In 2011, the company purchased U.S. based O.K. Foods to gain a foothold in the lucrative American poultry market. Through further purchases, Industrias Bachoco now owns breeding and production assets in Arkansas, Georgia, and Oklahoma, and estimates that it currently holds a 1.8% share of the U.S. chicken products market.
The U.S. foothold is important as the U.S. is the world's largest chicken producer and a dominant chicken exporter, with Mexico as a primary market. Thus, it's logical for Bachoco to pour in resources north of the border. Better yet, Industrias Bachoco is still a relatively small player in the global poultry industry. The company's modest $2.5 billion revenue haul last year indicates that its best market share wins may still lie ahead.
The poultry producer's current dividend yield is 1.38%, but a payout ratio of 19.9% foretells expansion of the payout in years to come.

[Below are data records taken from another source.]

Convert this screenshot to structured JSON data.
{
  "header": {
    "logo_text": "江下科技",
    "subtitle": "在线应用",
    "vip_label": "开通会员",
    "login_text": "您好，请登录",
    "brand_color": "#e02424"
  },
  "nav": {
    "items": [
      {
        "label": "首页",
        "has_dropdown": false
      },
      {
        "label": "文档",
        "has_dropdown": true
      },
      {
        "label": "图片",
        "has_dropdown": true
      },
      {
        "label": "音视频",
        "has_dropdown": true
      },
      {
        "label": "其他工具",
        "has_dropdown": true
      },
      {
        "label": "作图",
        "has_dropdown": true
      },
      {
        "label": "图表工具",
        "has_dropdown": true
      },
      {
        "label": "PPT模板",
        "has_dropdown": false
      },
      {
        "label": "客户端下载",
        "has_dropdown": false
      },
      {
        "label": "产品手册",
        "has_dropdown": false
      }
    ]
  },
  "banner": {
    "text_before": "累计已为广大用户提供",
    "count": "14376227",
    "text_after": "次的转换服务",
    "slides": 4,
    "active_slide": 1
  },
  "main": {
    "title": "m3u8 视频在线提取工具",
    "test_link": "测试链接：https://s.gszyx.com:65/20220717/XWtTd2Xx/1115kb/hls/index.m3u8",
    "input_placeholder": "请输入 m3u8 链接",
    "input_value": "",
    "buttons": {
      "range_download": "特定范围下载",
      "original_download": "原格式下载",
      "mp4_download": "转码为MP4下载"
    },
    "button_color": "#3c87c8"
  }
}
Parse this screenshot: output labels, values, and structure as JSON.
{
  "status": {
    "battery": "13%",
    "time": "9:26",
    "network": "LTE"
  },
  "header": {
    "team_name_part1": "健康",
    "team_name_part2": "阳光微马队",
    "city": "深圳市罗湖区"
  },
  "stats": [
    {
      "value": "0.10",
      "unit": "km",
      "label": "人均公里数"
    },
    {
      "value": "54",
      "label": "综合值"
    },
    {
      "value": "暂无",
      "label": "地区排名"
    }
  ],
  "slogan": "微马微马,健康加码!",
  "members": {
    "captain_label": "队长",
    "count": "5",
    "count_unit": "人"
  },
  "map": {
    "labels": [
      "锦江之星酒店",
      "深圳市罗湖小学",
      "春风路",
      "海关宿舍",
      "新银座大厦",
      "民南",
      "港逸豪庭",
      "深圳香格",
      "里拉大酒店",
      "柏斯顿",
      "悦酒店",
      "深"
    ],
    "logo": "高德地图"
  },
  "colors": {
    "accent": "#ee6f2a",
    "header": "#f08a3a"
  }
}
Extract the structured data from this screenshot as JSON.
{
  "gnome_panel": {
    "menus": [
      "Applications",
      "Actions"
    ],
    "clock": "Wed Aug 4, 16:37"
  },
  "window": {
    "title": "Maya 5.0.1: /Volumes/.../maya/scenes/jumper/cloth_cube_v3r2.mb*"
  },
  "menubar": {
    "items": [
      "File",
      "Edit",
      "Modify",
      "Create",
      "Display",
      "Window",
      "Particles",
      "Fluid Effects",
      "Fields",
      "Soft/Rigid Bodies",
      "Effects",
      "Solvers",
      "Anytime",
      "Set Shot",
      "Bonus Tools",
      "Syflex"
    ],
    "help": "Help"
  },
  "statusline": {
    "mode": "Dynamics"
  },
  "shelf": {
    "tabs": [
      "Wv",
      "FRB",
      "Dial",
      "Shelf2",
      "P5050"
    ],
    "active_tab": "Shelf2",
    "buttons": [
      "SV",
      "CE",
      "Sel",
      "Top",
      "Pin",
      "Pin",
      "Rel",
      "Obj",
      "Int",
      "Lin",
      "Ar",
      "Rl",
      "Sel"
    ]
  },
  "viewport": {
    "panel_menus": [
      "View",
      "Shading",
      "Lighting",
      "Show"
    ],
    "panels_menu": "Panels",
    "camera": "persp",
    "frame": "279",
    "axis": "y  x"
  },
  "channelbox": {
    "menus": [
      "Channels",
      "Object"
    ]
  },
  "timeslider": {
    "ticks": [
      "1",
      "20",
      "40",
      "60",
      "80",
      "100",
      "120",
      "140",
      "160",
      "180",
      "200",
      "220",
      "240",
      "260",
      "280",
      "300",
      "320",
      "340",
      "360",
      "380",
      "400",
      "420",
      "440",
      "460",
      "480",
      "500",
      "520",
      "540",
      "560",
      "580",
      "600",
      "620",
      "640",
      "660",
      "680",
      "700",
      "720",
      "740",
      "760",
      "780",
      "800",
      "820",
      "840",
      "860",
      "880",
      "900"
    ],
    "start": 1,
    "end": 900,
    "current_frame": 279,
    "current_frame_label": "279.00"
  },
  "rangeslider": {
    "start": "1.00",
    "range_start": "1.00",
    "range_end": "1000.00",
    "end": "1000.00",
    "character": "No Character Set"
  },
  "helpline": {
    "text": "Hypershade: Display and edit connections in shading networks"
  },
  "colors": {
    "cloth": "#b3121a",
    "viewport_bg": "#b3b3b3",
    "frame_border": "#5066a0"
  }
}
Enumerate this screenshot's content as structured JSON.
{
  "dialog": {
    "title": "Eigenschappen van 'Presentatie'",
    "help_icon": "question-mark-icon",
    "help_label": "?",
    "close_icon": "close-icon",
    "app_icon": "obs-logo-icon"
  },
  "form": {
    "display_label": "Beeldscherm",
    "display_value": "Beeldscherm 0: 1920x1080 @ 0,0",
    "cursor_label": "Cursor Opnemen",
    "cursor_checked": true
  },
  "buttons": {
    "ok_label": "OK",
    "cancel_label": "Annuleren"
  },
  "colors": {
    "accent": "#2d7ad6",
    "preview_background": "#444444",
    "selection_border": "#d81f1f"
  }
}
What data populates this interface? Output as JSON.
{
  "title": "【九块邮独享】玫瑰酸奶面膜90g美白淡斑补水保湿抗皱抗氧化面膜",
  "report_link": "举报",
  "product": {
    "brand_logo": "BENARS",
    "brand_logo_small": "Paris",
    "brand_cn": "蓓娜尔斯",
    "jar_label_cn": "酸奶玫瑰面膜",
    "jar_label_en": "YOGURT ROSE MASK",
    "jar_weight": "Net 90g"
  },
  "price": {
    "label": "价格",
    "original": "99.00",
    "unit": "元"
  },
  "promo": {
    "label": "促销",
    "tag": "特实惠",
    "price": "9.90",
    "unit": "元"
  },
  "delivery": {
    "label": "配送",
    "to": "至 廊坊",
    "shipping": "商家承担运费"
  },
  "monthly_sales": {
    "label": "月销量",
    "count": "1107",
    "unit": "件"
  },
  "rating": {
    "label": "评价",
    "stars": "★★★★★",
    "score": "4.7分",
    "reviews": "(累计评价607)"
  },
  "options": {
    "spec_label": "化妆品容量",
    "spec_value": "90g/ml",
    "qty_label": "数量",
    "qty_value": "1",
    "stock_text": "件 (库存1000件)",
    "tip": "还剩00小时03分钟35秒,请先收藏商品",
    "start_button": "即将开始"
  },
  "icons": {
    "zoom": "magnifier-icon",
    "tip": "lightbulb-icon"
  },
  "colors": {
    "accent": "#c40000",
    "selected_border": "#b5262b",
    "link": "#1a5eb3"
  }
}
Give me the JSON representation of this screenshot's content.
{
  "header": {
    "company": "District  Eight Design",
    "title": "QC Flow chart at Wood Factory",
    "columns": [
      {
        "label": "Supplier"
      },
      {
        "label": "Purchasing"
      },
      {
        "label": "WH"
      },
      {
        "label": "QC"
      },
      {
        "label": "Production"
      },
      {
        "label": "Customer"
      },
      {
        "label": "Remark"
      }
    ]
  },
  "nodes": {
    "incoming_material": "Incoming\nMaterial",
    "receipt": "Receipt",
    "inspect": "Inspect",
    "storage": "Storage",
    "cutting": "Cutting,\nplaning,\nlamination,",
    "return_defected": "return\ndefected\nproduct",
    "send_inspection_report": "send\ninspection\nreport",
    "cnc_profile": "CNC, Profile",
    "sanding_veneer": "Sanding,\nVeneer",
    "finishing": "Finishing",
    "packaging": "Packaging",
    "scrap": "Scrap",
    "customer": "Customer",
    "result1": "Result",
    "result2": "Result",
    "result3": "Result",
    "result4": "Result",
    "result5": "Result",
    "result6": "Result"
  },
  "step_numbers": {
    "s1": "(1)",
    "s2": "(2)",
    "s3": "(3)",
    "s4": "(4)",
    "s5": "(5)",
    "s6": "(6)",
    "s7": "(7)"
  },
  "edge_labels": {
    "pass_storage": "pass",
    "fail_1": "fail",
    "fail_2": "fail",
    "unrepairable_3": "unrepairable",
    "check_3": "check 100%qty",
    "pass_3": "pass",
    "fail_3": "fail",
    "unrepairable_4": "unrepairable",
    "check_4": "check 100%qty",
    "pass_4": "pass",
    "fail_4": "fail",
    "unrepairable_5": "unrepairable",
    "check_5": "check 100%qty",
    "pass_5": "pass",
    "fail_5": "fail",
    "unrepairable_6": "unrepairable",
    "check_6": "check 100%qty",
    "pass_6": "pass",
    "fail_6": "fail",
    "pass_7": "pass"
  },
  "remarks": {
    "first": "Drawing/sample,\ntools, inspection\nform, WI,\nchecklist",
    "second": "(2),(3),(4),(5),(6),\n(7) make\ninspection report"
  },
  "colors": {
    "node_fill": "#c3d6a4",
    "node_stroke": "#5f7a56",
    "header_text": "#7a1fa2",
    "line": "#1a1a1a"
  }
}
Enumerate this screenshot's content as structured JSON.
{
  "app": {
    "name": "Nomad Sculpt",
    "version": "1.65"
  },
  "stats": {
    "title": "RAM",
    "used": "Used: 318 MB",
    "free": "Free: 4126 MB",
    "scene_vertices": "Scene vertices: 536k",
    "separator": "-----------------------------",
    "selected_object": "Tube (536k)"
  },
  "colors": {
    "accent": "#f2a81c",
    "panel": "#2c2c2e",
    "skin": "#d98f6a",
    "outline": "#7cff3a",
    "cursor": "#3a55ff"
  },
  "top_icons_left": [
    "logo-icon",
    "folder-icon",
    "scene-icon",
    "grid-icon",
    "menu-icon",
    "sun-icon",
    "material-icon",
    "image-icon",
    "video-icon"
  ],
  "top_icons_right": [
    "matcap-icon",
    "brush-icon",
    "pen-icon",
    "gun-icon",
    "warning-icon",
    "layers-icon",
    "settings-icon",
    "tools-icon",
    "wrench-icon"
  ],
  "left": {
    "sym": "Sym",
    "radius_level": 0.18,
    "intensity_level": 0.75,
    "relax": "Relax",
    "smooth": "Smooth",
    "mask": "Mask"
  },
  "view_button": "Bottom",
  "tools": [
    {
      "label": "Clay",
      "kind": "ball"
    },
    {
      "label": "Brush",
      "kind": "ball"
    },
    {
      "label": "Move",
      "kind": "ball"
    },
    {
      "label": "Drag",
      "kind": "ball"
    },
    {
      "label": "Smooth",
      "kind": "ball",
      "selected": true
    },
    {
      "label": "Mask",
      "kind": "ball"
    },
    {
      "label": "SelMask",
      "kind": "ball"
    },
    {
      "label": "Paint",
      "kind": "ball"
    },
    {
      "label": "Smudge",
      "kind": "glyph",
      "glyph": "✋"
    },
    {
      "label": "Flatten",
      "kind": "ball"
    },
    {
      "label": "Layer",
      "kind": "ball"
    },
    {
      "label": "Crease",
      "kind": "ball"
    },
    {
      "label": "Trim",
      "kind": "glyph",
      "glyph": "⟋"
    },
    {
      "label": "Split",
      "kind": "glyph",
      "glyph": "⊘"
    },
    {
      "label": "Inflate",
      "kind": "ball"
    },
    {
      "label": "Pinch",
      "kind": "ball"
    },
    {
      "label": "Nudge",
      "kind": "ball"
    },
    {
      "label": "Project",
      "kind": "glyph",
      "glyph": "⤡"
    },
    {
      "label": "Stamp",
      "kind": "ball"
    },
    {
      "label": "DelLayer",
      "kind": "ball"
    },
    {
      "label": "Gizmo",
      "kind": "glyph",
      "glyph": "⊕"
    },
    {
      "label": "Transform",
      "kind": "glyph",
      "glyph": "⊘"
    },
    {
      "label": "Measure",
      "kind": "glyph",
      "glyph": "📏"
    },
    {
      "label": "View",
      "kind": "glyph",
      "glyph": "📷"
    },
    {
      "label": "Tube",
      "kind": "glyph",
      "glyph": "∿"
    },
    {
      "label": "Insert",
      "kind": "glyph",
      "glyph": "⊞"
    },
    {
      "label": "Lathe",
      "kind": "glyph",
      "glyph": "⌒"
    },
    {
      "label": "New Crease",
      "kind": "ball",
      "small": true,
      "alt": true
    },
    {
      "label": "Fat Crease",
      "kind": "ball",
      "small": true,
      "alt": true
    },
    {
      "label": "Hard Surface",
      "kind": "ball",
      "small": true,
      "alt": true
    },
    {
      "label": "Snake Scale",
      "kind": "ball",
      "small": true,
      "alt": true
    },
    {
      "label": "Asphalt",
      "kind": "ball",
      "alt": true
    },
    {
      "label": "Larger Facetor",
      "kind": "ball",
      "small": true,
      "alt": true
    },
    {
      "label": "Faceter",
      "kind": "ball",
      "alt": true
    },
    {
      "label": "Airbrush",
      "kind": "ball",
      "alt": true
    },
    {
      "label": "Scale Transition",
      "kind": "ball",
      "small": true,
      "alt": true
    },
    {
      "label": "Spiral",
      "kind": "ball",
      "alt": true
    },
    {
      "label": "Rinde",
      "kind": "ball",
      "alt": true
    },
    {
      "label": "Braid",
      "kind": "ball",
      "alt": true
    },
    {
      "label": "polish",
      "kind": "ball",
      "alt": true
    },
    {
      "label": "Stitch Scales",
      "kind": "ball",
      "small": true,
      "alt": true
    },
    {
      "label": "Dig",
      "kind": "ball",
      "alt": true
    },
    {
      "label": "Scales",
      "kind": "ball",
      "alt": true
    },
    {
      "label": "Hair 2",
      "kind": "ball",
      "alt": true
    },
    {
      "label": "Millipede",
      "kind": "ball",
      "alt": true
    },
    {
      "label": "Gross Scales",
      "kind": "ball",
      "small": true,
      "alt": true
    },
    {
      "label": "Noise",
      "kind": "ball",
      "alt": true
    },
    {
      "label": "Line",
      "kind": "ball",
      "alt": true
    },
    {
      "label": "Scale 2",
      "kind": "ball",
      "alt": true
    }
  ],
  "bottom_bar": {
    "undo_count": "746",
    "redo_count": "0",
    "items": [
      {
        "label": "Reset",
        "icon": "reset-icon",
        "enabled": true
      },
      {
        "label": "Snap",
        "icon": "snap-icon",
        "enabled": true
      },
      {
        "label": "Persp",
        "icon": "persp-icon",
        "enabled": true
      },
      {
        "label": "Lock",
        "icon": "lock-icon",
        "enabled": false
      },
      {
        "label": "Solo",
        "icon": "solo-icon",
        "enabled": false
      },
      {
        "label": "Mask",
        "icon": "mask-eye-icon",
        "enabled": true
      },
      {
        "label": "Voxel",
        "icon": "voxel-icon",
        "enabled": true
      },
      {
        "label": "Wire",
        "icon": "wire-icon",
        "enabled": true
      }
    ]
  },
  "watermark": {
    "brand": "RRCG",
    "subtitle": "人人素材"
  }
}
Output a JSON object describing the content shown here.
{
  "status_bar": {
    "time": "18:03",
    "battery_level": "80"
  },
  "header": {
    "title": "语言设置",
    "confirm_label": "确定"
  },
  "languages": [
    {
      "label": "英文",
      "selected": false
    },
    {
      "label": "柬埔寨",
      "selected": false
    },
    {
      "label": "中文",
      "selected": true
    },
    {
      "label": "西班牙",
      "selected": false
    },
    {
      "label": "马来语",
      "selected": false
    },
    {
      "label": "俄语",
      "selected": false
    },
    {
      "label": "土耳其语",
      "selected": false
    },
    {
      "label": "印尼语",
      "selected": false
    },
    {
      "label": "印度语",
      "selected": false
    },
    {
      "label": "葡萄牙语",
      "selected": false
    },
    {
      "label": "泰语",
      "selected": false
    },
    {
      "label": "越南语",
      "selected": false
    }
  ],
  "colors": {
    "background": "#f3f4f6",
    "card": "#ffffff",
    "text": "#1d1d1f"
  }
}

In sum, don't be chicken; check out Bachoco for both top-line acceleration and the potential for heftier dividend checks in the future.
4. Fomento Economico Mexicano, S.A.B. de C.V.
Holding company Fomento Economico Mexicano (NYSE:FMX), or FEMSA, as it's more commonly known, can claim through its subsidiary Coca-Cola FEMSA (NYSE:KOF) the title of the largest franchise bottler of Coca-Cola in the world.
FEMSA traces its origins all the way back to 1890, when the first brewery in Mexico, Cerveceria Cuauhtemoc, was formed. While it's taken more than a century to reach a dominant global bottling position, in the last eight years, FEMSA has branched out beyond well beyond sodas.
The march to diversification began in 2010 when FEMSA traded 100% of its long-held stake in the Cerveceria Cuauhtemoc brewery for a 20% interest in beer giant Heineken Group. In 2015, FEMSA began to acquire service stations of the Mexican state-owned petroleum company, Petroleos Mexicanos, or Pemex, and operate them as franchises.
In the last few years, FEMSA has also acquired the 200 units of Mexican pharmacy chain Farmacias Farmacon, and taken a 60% stake in leading South American drugstore operator Group Socofar. It's entered the convenience store business by snapping up Chilean convenience store operator Comercial Big John Limitada, known affectionately in South America as "Big John."
Acquisition-minded FEMSA is gearing up for many more decades of growth. While the organization diversifies, it still aggressively seeks to expand bottling operations and protect its title as the world's largest franchise Coca-Cola bottler. FEMSA's current dividend yields 1.3%, and its payout ratio sits below 50%, at 45.7%. As FEMSA's investments in multiple industries begin to pay off, and operating cash flow rises in turn, look for this dividend to ascend.